New York Magazine has an excerpt of The Hot One: a Memoir of Friendship, Sex and Murder, by Carolyn Murnick.

Murnick recalls learning in 2001 that her childhood best friend, Ashley Ellerin — an ex-girlfriend of Ashton Kutcher’s — had been stabbed to death at 22 in L.A. Ellerin had visited Murnick at college in New York just eight months before. During that visit, Murnick got a peek into the fast life Ellerin had been hiding from her parents and others who’d been close to her growing up.
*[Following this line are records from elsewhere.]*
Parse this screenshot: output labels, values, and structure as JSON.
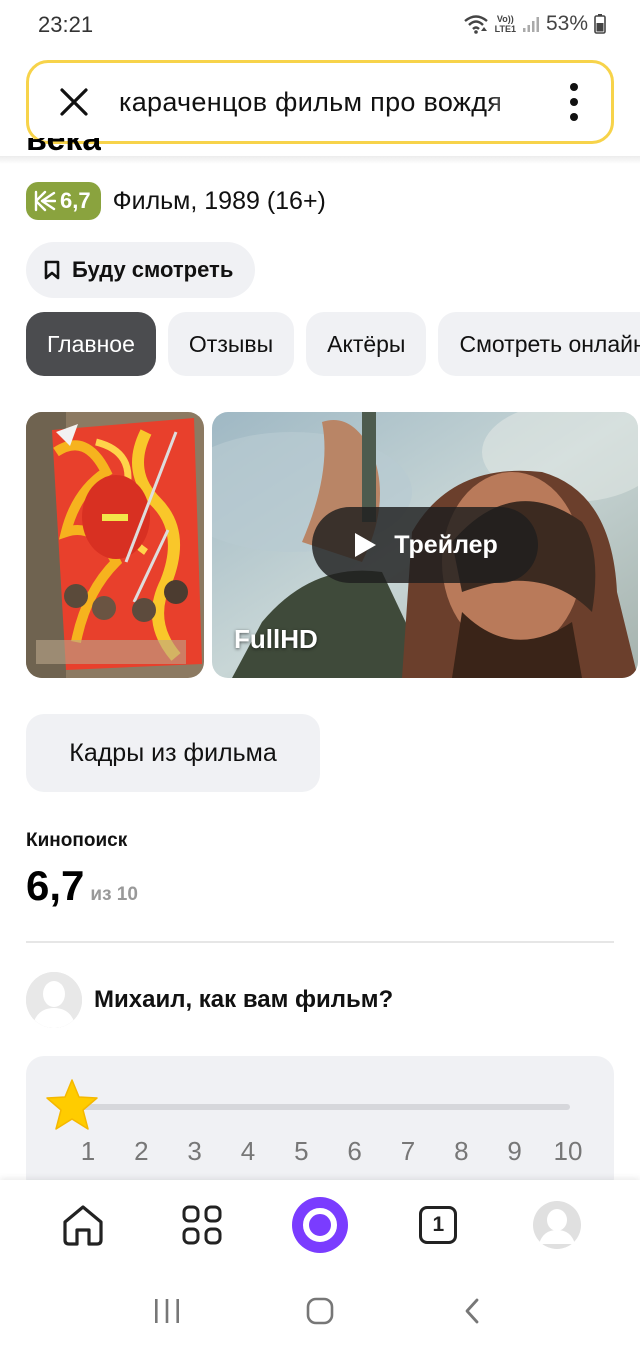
{
  "status_bar": {
    "time": "23:21",
    "network_top": "Vo))",
    "network_bottom": "LTE1",
    "battery": "53%"
  },
  "search": {
    "query": "караченцов фильм про вождя"
  },
  "movie": {
    "title_fragment": "века",
    "rating": "6,7",
    "meta": "Фильм, 1989 (16+)",
    "watch_later": "Буду смотреть"
  },
  "tabs": [
    {
      "label": "Главное",
      "active": true
    },
    {
      "label": "Отзывы",
      "active": false
    },
    {
      "label": "Актёры",
      "active": false
    },
    {
      "label": "Смотреть онлайн",
      "active": false
    }
  ],
  "media": {
    "trailer_label": "Трейлер",
    "quality": "FullHD"
  },
  "frames_button": "Кадры из фильма",
  "kinopoisk": {
    "label": "Кинопоиск",
    "score": "6,7",
    "out_of": "из 10"
  },
  "ask": {
    "question": "Михаил, как вам фильм?"
  },
  "rating_scale": {
    "selected": 1,
    "numbers": [
      "1",
      "2",
      "3",
      "4",
      "5",
      "6",
      "7",
      "8",
      "9",
      "10"
    ]
  },
  "bottom_nav": {
    "tabs_count": "1"
  },
  "colors": {
    "search_border": "#f7d34a",
    "rating_badge": "#8aa33e",
    "active_tab": "#4b4c4f",
    "alice": "#7a3cff",
    "star": "#ffcc00"
  },
  "icons": [
    "wifi-icon",
    "signal-icon",
    "battery-icon",
    "close-icon",
    "more-vertical-icon",
    "kinopoisk-icon",
    "bookmark-icon",
    "play-icon",
    "star-icon",
    "home-icon",
    "services-grid-icon",
    "alice-icon",
    "tabs-icon",
    "profile-icon",
    "recents-icon",
    "home-button-icon",
    "back-icon"
  ]
}
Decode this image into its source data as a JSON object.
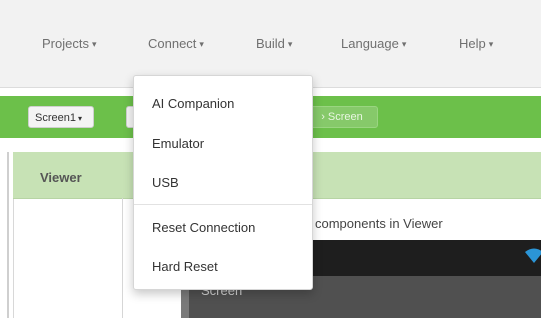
{
  "menubar": {
    "items": [
      {
        "label": "Projects",
        "caret": "▾"
      },
      {
        "label": "Connect",
        "caret": "▾"
      },
      {
        "label": "Build",
        "caret": "▾"
      },
      {
        "label": "Language",
        "caret": "▾"
      },
      {
        "label": "Help",
        "caret": "▾"
      }
    ]
  },
  "toolbar": {
    "screen_select": "Screen1",
    "screen_caret": "▾",
    "remove_screen_label": "› Screen"
  },
  "viewer": {
    "header": "Viewer",
    "hidden_components_text": "components in Viewer",
    "screen_title": "Screen"
  },
  "connect_menu": {
    "items": [
      {
        "label": "AI Companion"
      },
      {
        "label": "Emulator"
      },
      {
        "label": "USB"
      },
      {
        "label": "Reset Connection"
      },
      {
        "label": "Hard Reset"
      }
    ]
  },
  "colors": {
    "accent_green": "#6cc04a",
    "viewer_header": "#c7e2b5",
    "phone_dark": "#1e1e1e",
    "wifi_blue": "#2b95d6"
  },
  "icons": {
    "wifi": "wifi-icon"
  }
}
On our walk from the subway across 110th Street toward my apartment, she told me that her part-time job at Sephora was just something she held on to so her parents would stay off her back. Actually, she was spending more of her time — and making a lot more money — at a strip club, working bachelor parties and pole dancing for tips; occasionally there were arrangements that happened in hotels, too. She relayed the information with the same casual remove she had used to give the waiter her order at lunch: The chopped chicken salad, no onions, honey-mustard dressing on the side.

You had to have a manicure and pedicure every week, she was saying, which was kind of a drag, but even a tiny chip in your nail polish could ruin the fantasy. She usually did light colors or French; once she had put baby blue on her toes and it hadn’t gone over well. Tanning too — religiously. Men expected you to be a certain way, and attempting to work around that was more trouble than it was worth.

I tried to appear blasé, to take it in stride, but what I really felt was utter confusion. Was I angry at her? Was she telling me this to brag? Should I be wearing my concerned hat now, or would that be unfairly judgmental? I hadn’t yet seen any comparable life developments in a friend and didn’t know what it all meant, for either of us or the two of us. Maybe this was good, cool, right — To each her own? You go, girl? — and I was the one with a problem, a prude. Did everything make sense now, or did it all make even less sense than before?

We rounded the corner onto Amsterdam Avenue. Ashley’s confessions were picking up speed — actors, crystal meth, the lease to her car being paid for by some guy in his 50s, how much she charged for an hour. She talked of martinis and pills and being on top during sex; the guys always told you they wanted you to go as slow as possible, but she still found ways to get through it quickly. It was almost as if she needed to get everything out before we entered my apartment, an unmasking in public so we could be on the same page in private.

Read the excerpt